"Calling California's law limiting property taxes "a corporate tax giveaway," Los Angeles Mayor Antonio Villaraigosa said Tuesday he wanted businesses removed from the protections of the measure, known as Proposition 13.
In pressing for the change, Mr. Villaraigosa took on a law considered sacrosanct in state politics, and as antitax sentiment is high nationwide.
Mr. Villaraigosa, a Democrat and president of the U.S. Conference of Mayors, said the law—which limits annual property-tax increases to no more than 2%—should apply to homeowners but not corporations.
That change would generate an estimated $2.1 billion to $8 billion annually, he said.
"We could take half the money we generate to fund schools and use the other half to cut taxes for homeowners," Mr. Villaraigosa said during a speech in Sacramento. "We can spur the housing market in the process. Phase it in over time to soften the impact on business."
Supporters of the law rejected Mr. Villaraigosa's suggestion.
"It's the single most devastating policy decision that California can make to adversely affect our economic rebound," said Teresa Casazza, president of the California Taxpayers Association, an advocacy group that represents businesses in the state. "It will significantly increase taxes on small businesses that are trying to create jobs."
Proposition 13, passed by a majority of voters in 1978, transformed California property-tax law and set off a national tax-overhaul movement. and in some cases, forcing residents out of homes when they could no longer afford their tax bills
Under the law, the state's property-tax rate is fixed at 1% of a home's current assessed value, and annual increases are limited unless the property is sold.
Changing Prop 13 most likely would require a ballot initiative approved by voters.
Businesses interests have quashed past attempts at changing the law, said Lenny Goldberg, executive director of the California Tax Reform Association, who has been pressing for this type of change for 15 years.
"I call it the Empire's new clothes. We avert our eyes from this big hole in the system. So thank you Antonio Villaraigosa for making us look at it,'' said Mr. Goldberg. "This is a linchpin of reform for the entire tax system of California.

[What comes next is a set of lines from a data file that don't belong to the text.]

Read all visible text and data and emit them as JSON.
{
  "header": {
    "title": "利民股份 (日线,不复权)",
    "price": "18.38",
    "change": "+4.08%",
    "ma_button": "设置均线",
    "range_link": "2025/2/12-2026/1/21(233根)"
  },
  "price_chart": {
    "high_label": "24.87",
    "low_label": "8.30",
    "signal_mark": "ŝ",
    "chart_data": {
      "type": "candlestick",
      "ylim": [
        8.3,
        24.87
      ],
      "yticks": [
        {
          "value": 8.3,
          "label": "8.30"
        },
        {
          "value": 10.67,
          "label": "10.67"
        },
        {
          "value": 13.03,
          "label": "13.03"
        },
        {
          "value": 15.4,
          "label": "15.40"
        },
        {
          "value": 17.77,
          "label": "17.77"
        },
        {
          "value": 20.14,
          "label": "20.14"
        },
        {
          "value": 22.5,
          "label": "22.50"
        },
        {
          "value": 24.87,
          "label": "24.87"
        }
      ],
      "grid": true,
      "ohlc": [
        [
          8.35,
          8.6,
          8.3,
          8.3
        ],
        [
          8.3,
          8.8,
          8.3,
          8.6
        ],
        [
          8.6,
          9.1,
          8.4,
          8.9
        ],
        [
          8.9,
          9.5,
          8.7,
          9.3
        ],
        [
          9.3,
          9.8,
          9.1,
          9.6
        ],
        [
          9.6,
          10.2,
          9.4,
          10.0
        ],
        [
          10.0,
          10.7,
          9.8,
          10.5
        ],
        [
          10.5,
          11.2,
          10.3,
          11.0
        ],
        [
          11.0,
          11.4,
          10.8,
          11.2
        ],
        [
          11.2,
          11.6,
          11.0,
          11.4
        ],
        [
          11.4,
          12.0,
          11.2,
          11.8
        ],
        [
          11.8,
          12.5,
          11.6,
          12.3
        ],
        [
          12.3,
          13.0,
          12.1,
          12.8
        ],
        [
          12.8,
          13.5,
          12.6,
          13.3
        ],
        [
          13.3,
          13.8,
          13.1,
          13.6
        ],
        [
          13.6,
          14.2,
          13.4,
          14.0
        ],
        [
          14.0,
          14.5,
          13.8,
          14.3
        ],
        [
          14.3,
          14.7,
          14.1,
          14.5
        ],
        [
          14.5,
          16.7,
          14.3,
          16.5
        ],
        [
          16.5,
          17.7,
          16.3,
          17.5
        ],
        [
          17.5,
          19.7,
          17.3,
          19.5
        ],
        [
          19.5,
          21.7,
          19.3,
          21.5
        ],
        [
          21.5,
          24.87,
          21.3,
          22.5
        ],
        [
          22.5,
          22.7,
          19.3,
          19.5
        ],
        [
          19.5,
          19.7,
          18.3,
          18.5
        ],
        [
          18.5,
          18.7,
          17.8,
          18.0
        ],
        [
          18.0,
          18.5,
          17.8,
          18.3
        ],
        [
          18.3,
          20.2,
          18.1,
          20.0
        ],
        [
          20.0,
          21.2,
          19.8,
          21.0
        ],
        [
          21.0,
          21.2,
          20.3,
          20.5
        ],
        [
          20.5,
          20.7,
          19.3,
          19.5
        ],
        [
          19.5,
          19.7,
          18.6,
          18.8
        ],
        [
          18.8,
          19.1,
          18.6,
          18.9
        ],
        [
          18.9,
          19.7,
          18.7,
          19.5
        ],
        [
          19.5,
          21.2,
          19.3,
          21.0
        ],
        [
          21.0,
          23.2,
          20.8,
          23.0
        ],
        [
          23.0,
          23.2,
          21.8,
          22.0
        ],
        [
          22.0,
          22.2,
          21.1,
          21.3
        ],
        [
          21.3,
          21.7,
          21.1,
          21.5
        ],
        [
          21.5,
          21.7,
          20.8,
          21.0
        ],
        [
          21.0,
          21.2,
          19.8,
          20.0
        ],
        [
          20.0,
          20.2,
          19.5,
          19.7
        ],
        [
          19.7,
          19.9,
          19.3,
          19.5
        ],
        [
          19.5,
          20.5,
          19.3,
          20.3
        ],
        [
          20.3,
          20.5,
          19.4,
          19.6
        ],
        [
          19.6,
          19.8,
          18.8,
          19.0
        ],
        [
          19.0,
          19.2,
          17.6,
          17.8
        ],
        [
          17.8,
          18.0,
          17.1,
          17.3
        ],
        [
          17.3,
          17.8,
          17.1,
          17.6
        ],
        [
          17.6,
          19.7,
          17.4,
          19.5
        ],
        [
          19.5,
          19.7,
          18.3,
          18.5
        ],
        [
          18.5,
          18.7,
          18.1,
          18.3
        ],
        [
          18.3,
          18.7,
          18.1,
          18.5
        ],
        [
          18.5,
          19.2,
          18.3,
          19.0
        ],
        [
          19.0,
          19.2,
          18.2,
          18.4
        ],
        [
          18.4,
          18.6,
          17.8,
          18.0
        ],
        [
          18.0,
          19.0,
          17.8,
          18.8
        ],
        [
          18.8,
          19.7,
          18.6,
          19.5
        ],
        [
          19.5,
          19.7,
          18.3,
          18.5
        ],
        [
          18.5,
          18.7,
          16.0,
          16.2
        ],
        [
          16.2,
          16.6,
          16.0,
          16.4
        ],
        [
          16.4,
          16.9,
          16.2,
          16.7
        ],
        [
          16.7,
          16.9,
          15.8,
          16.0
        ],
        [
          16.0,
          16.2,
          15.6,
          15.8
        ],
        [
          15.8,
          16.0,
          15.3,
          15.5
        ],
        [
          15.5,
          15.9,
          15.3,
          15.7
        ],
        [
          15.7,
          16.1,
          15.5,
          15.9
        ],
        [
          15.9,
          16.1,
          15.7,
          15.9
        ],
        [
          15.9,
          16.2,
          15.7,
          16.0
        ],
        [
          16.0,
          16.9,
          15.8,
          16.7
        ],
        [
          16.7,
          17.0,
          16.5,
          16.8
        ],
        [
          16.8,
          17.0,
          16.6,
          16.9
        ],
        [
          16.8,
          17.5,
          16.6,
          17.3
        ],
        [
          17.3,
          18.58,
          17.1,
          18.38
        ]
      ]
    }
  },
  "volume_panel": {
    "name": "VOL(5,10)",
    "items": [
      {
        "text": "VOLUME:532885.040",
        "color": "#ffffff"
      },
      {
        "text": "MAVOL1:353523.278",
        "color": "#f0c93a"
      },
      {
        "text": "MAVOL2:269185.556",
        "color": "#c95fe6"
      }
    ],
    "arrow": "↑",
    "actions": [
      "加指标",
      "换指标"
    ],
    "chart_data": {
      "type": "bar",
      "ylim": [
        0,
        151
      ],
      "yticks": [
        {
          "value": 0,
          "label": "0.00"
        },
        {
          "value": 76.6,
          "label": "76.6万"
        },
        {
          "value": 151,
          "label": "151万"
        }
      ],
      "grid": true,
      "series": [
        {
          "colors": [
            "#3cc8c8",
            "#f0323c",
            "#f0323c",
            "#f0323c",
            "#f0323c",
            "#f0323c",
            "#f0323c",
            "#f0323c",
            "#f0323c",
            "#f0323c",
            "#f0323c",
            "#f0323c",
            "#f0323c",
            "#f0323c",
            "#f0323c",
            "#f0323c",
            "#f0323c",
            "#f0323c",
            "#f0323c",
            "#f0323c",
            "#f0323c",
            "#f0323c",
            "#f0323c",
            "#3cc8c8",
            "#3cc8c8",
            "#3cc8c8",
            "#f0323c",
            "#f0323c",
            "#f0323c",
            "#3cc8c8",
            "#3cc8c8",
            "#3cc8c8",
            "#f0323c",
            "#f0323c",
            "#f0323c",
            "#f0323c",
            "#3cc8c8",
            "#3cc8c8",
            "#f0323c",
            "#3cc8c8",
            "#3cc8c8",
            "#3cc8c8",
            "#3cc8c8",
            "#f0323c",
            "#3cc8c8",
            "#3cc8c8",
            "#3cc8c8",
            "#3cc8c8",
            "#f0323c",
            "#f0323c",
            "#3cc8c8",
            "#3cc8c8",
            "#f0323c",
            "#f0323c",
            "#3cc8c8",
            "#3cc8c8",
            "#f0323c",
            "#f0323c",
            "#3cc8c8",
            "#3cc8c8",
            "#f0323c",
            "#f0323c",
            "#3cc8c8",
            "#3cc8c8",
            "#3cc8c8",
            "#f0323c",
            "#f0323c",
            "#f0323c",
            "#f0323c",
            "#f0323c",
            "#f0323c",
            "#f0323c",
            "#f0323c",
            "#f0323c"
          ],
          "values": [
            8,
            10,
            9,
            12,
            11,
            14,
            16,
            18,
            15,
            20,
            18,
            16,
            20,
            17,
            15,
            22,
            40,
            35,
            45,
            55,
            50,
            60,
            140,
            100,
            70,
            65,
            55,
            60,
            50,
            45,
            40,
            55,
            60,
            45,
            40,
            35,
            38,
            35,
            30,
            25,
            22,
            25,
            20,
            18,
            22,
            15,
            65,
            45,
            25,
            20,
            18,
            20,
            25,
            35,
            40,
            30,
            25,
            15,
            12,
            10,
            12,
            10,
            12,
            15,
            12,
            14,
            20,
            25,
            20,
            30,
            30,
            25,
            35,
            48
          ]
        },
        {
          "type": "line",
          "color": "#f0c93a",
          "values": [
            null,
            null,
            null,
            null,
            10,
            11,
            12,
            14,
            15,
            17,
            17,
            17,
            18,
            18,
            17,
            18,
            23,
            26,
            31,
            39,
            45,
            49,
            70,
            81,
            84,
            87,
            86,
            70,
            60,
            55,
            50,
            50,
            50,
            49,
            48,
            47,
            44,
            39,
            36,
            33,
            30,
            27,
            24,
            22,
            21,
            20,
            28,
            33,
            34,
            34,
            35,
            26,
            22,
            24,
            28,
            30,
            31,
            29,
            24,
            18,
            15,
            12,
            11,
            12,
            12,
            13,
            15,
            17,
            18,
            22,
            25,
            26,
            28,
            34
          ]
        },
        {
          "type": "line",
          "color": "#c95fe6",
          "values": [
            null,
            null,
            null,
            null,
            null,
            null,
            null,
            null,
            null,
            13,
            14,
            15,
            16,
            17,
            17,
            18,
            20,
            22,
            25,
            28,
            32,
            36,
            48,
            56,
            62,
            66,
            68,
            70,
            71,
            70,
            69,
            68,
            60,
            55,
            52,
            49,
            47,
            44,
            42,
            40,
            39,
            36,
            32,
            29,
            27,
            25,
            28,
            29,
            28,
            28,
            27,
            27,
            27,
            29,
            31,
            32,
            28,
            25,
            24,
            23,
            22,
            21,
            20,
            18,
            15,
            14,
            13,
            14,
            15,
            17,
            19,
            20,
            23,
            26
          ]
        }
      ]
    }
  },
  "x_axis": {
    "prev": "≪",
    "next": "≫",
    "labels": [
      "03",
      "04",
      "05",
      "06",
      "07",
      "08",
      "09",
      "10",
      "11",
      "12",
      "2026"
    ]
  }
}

According to the California Taxpayers Association, which opposes the change, homeowners pay about 40% of the property-tax burden, while "non-homeowners" including businesses and owners of rental properties, pay 60%.
Critics of Prop 13 have said it unfairly burdens homeowners, while letting corporations get around triggering a tax increase when companies change hands or take on new partners.
Still, attempts to change the law, which enjoys wide support among California voters, haven't succeeded. But there has been some support for taxing businesses separately, known as a "split roll." Mr. Villaraigosa's speech reignited the debate over such a change.
"I think it's a step in the right direction," said Lanny Ebenstein, president of the California Center for Public Policy, which supports the mayor's idea.
"This issue comes up every once in a while. It's like a recurring nightmare," said Jon Coupal, president of the Howard Jarvis Taxpayers Association, which pushed for Proposition 13 and opposes a split roll. Mr. Coupal says if the mayor's plan moves forward, "we will do what we've done for 30 years which is to defend Prop. 13."
Both critics and supporters of making such a change said they were unsure if Mr. Villaraigosa's decision to weigh in on the matter would have an impact.
Others wondered at the timing of the speech. The mayor's term ends in 2013, and his political future is unclear.
"I think the mayor is positioning himself to the left of Jerry Brown for governor or for Senate or he wants to go out in 2013 in a blaze of glory saying I was the real Democrat in the state," said Jessica Levinson, a Loyola Law School professor and expert in California politics."